You'll note a common trend in most of these concerns, however: They're largely issues which won't affect consumer shooters. This isn't a camera aimed at pros or enthusiasts, which makes it pretty easy to understand these occasional shortcomings, and to see that you're getting a whole lot of camera for the money.
If you're looking to step up to an entry-level mirrorless camera, the Fuji X-T10 comes highly recommended at its price point. It's compact, comfortable and fun to shoot with, and for still images at least will yield impressively high-quality results, especially when paired with a good lens. And if you're already an X-mount shooter looking for a second body, the X-T10 would make a good choice that won't blow the budget -- just don't expect it to do everything your X-T1 can, and you'll be fine!
No question about it: The Fuji X-T10 is a clear Dave's Pick, and would be a great camera for an entry-level shooter looking to step up their game!
Pros & Cons
- Generally great image quality straight out of the camera, and very similar to what you'd get from the flagship Fuji X-T1
- Excellent high ISO performance for an APS-C camera, with very fine noise "grain" and low chroma noise
- Excellent hue accuracy and pleasing color
- Very good dynamic range in RAW files
- Limited dynamic range in JPEGs at default settings (D-Range feature works well, though)
- More demosaicing artifacts than Bayer-filtered cameras with some subject matter
- Warm white balance indoors with Auto and Incandescent settings
- Very fast autofocus
- Fast eight frames-per-second burst mode
- Low shutter lag
- Reasonably fast startup for a mirrorless camera
- Shallow buffers in eight fps burst mode (only 10 JPEGs and seven RAW files in our tests)
- Penalizes a too-early shutter button press after power on or a previous shot
- Reasonably responsive full-time autofocus
- External microphone connectivity
- Manual exposure control

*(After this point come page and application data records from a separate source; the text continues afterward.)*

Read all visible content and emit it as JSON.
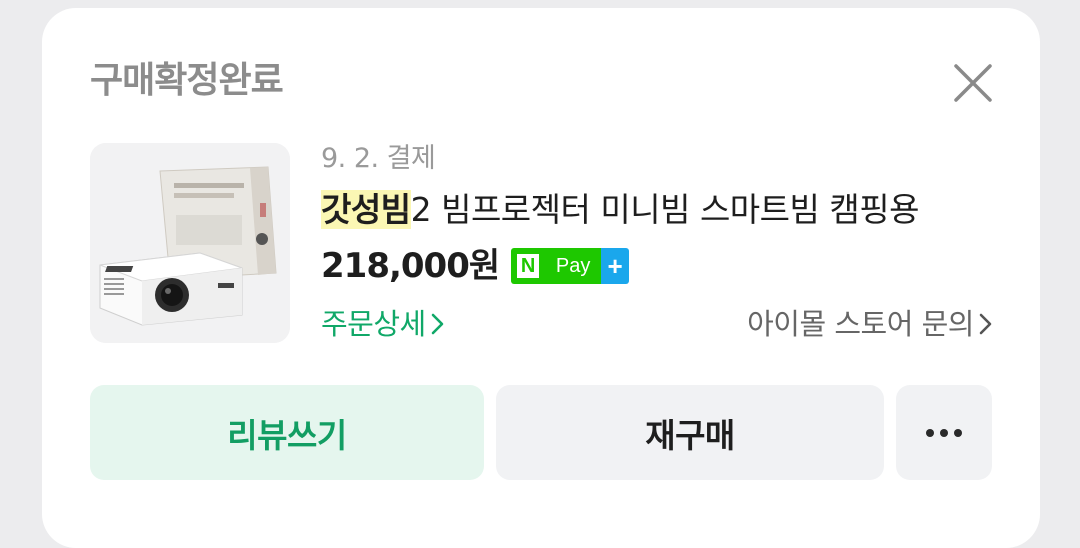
{
  "card": {
    "status_title": "구매확정완료",
    "close_icon": "close-icon"
  },
  "order": {
    "pay_date": "9. 2. 결제",
    "product_name_highlight": "갓성빔",
    "product_name_rest": "2 빔프로젝터 미니빔 스마트빔 캠핑용",
    "price": "218,000원",
    "npay_badge": {
      "n": "N",
      "pay": "Pay",
      "plus": "+"
    },
    "thumbnail_icon": "projector-product-image"
  },
  "links": {
    "order_detail": "주문상세",
    "store_inquiry": "아이몰 스토어 문의"
  },
  "actions": {
    "review_label": "리뷰쓰기",
    "rebuy_label": "재구매",
    "more_icon": "more-icon"
  },
  "colors": {
    "accent_green": "#10a868",
    "review_bg": "#e5f6ee",
    "highlight_yellow": "#fbf7b4",
    "npay_green": "#1ec800",
    "npay_blue": "#1aa7ec"
  }
}
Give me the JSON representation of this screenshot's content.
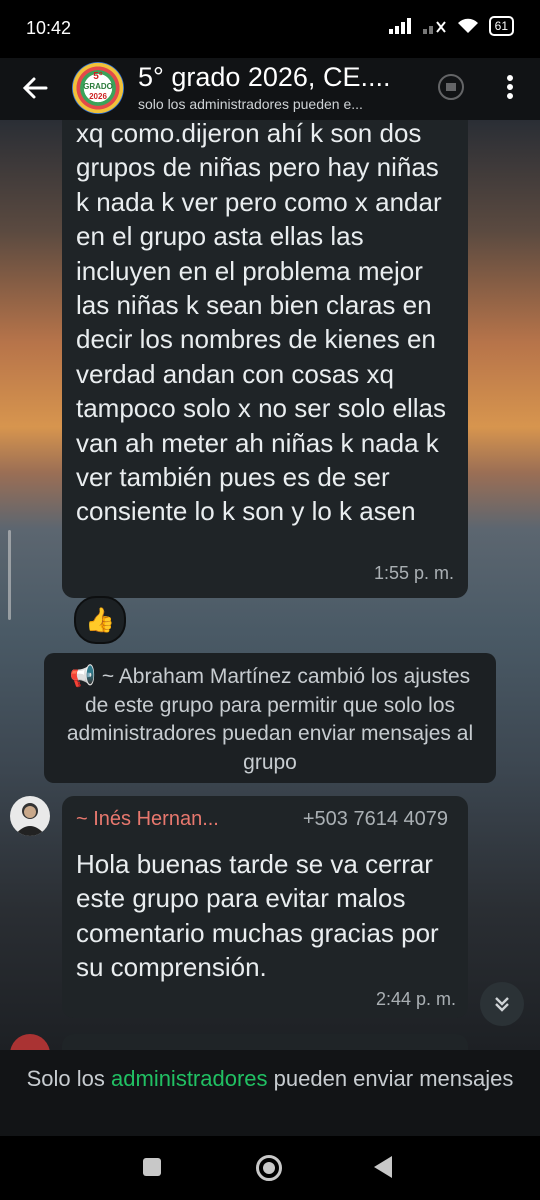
{
  "status_bar": {
    "time": "10:42",
    "battery": "61"
  },
  "header": {
    "avatar_line1": "5°",
    "avatar_line2": "GRADO",
    "avatar_line3": "2026",
    "title": "5° grado 2026, CE....",
    "subtitle": "solo los administradores pueden e..."
  },
  "messages": [
    {
      "type": "incoming",
      "text": "xq como.dijeron ahí k son dos grupos de niñas pero hay niñas k nada k ver pero como x andar en el grupo asta ellas las incluyen en el problema mejor las niñas k sean bien claras en decir los nombres de kienes en verdad andan con cosas xq tampoco solo x no ser solo ellas van ah meter ah niñas k nada k ver también pues es de ser consiente lo k son y lo k asen",
      "time": "1:55 p. m.",
      "reaction": "👍"
    },
    {
      "type": "system",
      "icon": "megaphone-icon",
      "text": "~ Abraham Martínez cambió los ajustes de este grupo para permitir que solo los administradores puedan enviar mensajes al grupo"
    },
    {
      "type": "incoming",
      "sender": "~ Inés Hernan...",
      "sender_color": "#e8786e",
      "phone": "+503 7614 4079",
      "text": "Hola buenas tarde se va cerrar este grupo para evitar malos comentario  muchas gracias por su comprensión.",
      "time": "2:44 p. m."
    }
  ],
  "footer_notice": {
    "prefix": "Solo los ",
    "link": "administradores",
    "suffix": " pueden enviar mensajes"
  },
  "colors": {
    "accent": "#21c063",
    "bubble": "#1f2427",
    "header": "#111315"
  }
}
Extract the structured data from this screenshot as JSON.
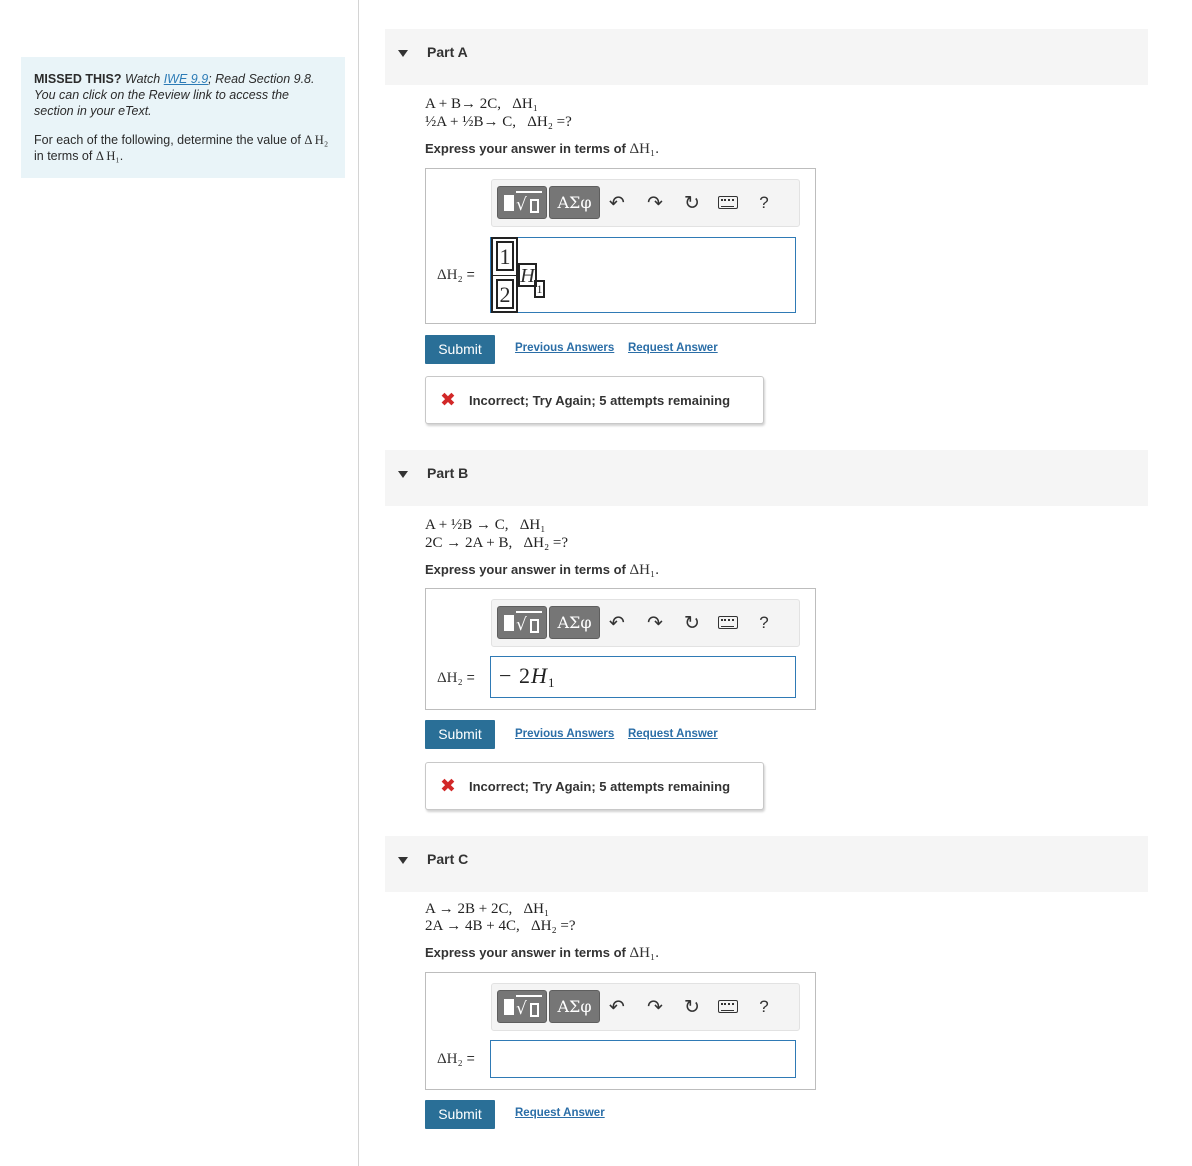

- Videos are prone to artifacts and shimmering
- Much smaller, lighter and more affordable than the flagship X-T1
- Still has plenty of physical controls, many of them customizable
- Comfortable ergonomics, other than a very shallow handgrip
- Versatile tilting LCD monitor
- Useful and fun film simulation modes
- Separate highlight and shadow tone settings
- Electronic shutter allows completely silent shooting
- W-Fi remote control gives plenty of scope for remote settings changes
- Live view feed on your smartphone is smooth and has minimal delay
- No touch-screen
- LCD articulation doesn't allow for selfies or help with high / low-angled shots in portrait orientation
- Movie record button is small and hard to press
- Four-way controller is easily bumped since it's so close to the edge of the body
- RAW files not available in full auto mode or if shooting at extended sensitivities (above ISO 6400 or below ISO 200)
- Although battery life is fair for a mirrorless ILC, it's much lower than most DSLRs
- Both kit lens options are unusually sharp, and control distortion, aberration and vignetting very well
- Electronic viewfinder, while not as good as that in the X-T1, is still very responsive, sharp and bright
- Fans of DSLR-style shooting can disable real-time settings preview in the EVF
- 18-55mm lens is a bit pricey by kit lens standards, but it's easy to overlook that given the quality
- Includes a built-in flash, unlike the X-T1
- Built-in flash is weak and has narrow coverage